Monday, April 9, 2012
Groce hires Ford, Walker; Howard uncertain
By Scott Powers and Jon Greenberg
Newly named Illinois coach John Groce announced the additions of assistants Dustin Ford and Jamall Walker to his staff on Monday.
Groce still has one assistant coach slot open, technically Jerrance Howard's spot. Howard, the former Illinois player, has built a solid reputation as a recruiting assistant and he's been the contact for much of the Chicago market.
"My expectation is to have it finished by the end of the week," Groce said. "If everything goes as planned, which usually it doesn't. I've talked with him, met with him, he's obviously done a good job. He cares about Illinois, he's a former player, he takes a lot of pride in it. I'd be foolish not to consider him, and I am considering him. There's no doubt about that.

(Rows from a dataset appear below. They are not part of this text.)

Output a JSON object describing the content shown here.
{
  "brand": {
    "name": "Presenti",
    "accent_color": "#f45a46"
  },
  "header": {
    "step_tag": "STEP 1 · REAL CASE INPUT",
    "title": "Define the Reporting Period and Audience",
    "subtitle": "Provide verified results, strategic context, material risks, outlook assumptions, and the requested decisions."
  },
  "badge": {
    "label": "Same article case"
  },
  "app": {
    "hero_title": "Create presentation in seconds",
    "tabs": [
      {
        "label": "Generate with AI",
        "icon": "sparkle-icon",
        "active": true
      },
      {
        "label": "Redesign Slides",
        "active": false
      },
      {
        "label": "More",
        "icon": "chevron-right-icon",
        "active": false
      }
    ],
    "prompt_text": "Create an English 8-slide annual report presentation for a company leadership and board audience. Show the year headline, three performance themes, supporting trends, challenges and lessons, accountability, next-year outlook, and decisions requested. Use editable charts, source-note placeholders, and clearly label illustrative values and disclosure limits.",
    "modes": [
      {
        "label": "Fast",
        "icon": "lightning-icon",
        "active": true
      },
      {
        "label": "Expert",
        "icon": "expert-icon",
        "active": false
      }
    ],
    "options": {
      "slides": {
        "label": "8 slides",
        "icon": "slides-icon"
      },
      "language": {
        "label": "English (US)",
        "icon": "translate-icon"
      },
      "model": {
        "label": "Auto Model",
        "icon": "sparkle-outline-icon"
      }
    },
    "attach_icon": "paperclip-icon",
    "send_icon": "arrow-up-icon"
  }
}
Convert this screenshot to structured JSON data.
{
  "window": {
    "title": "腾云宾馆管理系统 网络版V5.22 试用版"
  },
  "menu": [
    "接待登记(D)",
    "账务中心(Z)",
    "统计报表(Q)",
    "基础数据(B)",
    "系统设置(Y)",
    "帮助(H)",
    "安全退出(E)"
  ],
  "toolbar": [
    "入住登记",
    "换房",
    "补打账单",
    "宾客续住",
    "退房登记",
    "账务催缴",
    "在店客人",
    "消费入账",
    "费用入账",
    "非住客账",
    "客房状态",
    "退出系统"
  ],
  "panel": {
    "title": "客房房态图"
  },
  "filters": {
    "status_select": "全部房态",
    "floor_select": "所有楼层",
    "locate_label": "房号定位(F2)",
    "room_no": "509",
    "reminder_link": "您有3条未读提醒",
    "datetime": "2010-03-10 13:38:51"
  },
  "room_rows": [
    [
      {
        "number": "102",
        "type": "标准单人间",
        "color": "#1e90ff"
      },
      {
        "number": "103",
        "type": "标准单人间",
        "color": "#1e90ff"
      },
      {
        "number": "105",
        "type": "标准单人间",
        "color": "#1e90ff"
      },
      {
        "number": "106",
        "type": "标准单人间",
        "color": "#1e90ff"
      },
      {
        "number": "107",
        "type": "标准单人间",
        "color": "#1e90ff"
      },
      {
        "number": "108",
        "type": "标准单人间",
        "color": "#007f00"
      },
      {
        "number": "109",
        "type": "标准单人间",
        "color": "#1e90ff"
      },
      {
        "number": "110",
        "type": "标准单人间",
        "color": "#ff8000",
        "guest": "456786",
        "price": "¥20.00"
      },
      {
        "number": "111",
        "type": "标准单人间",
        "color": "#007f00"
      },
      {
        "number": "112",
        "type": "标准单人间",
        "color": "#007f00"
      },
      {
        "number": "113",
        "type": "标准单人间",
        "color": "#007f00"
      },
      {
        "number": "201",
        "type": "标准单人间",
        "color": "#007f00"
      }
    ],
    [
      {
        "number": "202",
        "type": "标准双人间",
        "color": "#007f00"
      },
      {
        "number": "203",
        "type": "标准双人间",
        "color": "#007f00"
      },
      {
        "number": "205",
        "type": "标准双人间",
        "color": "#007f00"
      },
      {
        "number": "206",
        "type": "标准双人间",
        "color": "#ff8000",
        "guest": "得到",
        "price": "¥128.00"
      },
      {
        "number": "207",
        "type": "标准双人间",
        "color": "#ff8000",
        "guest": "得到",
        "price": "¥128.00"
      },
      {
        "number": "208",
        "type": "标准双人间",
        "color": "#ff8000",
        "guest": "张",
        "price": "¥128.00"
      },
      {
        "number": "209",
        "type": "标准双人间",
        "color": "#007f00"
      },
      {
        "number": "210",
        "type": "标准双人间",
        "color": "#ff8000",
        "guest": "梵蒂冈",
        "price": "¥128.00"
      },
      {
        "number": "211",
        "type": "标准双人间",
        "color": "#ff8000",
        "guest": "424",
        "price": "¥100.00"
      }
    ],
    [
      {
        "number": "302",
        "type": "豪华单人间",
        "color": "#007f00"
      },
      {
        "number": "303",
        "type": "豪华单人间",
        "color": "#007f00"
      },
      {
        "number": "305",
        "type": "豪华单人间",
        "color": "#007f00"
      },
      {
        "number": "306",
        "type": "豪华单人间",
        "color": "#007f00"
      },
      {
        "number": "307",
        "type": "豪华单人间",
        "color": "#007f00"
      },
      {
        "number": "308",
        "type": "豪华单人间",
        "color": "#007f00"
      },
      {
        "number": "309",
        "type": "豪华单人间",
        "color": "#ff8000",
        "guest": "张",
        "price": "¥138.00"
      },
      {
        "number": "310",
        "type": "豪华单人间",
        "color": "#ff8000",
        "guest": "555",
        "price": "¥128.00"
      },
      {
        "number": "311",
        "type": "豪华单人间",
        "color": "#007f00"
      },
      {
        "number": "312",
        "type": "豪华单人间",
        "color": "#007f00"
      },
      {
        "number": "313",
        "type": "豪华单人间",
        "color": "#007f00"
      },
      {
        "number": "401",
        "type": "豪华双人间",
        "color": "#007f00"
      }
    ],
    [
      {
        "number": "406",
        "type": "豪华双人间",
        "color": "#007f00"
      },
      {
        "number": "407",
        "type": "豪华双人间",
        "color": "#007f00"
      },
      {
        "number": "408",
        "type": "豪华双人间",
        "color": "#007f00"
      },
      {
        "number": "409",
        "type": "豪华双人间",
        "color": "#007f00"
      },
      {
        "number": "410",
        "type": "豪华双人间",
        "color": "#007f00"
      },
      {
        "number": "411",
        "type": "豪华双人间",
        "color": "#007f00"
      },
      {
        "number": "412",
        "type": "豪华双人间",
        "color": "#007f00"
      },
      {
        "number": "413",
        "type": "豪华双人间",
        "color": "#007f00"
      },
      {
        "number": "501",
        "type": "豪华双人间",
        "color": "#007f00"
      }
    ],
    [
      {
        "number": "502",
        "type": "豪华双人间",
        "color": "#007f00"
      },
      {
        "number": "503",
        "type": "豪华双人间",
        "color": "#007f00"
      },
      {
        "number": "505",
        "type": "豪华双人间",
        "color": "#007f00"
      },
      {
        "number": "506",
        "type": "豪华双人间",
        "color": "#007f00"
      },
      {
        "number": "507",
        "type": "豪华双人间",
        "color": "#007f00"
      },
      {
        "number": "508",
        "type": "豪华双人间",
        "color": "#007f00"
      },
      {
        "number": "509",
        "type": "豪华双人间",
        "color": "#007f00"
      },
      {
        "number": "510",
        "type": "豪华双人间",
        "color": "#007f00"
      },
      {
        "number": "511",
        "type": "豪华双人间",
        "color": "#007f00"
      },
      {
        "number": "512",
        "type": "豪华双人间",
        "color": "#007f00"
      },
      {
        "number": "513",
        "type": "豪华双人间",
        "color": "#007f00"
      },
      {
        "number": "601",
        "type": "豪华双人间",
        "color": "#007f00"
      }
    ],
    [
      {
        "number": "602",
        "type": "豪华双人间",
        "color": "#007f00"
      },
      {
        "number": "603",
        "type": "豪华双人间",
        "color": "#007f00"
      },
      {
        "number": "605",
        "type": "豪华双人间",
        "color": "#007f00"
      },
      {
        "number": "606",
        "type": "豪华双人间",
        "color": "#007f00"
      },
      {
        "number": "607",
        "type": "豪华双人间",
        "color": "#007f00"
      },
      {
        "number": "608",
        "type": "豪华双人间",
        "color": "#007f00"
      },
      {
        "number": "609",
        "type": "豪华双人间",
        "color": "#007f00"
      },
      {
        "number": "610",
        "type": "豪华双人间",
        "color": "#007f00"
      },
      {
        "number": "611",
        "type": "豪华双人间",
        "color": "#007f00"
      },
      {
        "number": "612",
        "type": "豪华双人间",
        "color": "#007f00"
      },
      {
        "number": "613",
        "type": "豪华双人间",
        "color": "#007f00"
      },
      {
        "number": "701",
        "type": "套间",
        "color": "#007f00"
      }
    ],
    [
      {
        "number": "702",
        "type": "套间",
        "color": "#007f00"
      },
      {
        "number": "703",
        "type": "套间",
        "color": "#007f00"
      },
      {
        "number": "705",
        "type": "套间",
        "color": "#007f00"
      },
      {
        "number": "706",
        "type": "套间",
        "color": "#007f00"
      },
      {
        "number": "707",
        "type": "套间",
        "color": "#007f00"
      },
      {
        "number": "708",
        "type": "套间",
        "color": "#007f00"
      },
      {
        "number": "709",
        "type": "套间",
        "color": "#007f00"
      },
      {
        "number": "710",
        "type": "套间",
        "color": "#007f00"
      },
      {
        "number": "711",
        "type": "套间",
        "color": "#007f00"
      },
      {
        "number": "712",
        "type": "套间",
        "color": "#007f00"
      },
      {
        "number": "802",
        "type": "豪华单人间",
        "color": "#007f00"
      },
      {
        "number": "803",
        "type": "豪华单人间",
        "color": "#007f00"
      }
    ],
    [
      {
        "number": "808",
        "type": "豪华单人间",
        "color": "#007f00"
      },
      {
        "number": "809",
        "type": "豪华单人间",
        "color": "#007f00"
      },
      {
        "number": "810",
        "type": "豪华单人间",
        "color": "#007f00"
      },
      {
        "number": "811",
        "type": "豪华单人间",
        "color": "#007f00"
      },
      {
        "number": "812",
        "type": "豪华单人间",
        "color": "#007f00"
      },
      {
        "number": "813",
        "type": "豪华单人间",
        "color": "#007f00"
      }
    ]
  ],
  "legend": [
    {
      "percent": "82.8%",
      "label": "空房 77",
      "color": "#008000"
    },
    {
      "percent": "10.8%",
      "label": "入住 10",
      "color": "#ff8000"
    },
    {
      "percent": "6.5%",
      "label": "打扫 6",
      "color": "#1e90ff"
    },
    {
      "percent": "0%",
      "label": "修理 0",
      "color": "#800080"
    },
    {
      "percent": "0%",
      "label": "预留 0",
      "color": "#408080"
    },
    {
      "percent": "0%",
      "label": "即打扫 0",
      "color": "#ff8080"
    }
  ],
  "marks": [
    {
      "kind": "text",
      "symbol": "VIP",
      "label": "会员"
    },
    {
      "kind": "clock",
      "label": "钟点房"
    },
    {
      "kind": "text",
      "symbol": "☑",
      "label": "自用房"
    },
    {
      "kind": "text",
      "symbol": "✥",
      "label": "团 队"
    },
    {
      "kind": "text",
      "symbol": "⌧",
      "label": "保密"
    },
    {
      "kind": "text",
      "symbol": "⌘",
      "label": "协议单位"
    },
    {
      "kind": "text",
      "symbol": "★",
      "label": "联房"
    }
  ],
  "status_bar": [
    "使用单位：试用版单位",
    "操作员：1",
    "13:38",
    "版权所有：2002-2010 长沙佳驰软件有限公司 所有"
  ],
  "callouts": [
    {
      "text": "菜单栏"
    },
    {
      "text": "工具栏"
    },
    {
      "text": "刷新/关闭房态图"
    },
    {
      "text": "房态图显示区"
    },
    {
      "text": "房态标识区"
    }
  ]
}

"I've looked at all candidates that were brought to the table. The biggest challenge when you put together a staff, and sometimes what people forget it is, it's like a team. You don't put a team of 13 point guards together. The same thing with a staff. When I have positions open, there's three assistant coaches, two administrative roles, and then a graduate assistant. You're trying to put six guys together that fit congruently."
Ford and Walker were "no-brainer" hires, Groce said. They both know how he likes to run a program. Both were guards in college, Ford at Ohio and Walker at St. Louis, and do a little bit of everything.
"They are smorgasbord, well-rounded guys," Groce said. "There is not anything that I can give them, that they can't do, and that's a blessing when you're a head coach."
Ford, a point guard, is from a family of coaches. His father Gene is a legendary coach in Ohio high school circles, and his older brother Geno is going into his second season as the head coach at Bradley.
Ford specializes in coaching post players and Walker the guards and wings.
Walker has recruiting ties in St. Louis, Kansas City, Indiana and Chicago, Groce said. Ford can recruit Ohio and has recruited Florida as well.
"When I lay my head down on a pillow at night, I know they're going to do the right thing for our program," Groce said.